Required work> Within the records, which lines hold the string "icon"? Report each one by copying it.

*** Study material ***

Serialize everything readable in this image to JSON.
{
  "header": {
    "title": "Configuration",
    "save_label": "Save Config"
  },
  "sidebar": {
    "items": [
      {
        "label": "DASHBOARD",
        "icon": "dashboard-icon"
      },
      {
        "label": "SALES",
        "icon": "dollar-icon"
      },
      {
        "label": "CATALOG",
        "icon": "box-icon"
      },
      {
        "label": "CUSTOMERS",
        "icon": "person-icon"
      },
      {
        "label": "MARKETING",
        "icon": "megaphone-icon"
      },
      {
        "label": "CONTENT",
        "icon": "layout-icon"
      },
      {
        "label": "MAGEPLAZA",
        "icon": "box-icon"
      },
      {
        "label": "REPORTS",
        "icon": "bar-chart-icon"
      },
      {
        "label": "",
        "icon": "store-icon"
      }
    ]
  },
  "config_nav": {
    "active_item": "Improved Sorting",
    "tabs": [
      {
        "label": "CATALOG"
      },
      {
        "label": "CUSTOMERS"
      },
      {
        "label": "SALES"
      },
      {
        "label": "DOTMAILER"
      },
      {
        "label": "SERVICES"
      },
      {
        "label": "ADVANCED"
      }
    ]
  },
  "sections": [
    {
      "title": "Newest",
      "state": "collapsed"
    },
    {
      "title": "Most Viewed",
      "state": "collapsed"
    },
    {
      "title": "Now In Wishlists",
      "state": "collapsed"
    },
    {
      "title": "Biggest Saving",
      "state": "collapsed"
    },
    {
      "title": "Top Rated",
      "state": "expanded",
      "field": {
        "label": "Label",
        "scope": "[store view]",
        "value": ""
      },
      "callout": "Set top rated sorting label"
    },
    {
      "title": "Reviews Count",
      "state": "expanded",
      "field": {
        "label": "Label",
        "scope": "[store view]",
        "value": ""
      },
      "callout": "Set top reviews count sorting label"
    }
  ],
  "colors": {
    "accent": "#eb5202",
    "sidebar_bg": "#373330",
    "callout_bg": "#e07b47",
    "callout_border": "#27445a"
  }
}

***

Finished task>
        "icon": "dashboard-icon"
        "icon": "dollar-icon"
        "icon": "box-icon"
        "icon": "person-icon"
        "icon": "megaphone-icon"
        "icon": "layout-icon"
        "icon": "box-icon"
        "icon": "bar-chart-icon"
        "icon": "store-icon"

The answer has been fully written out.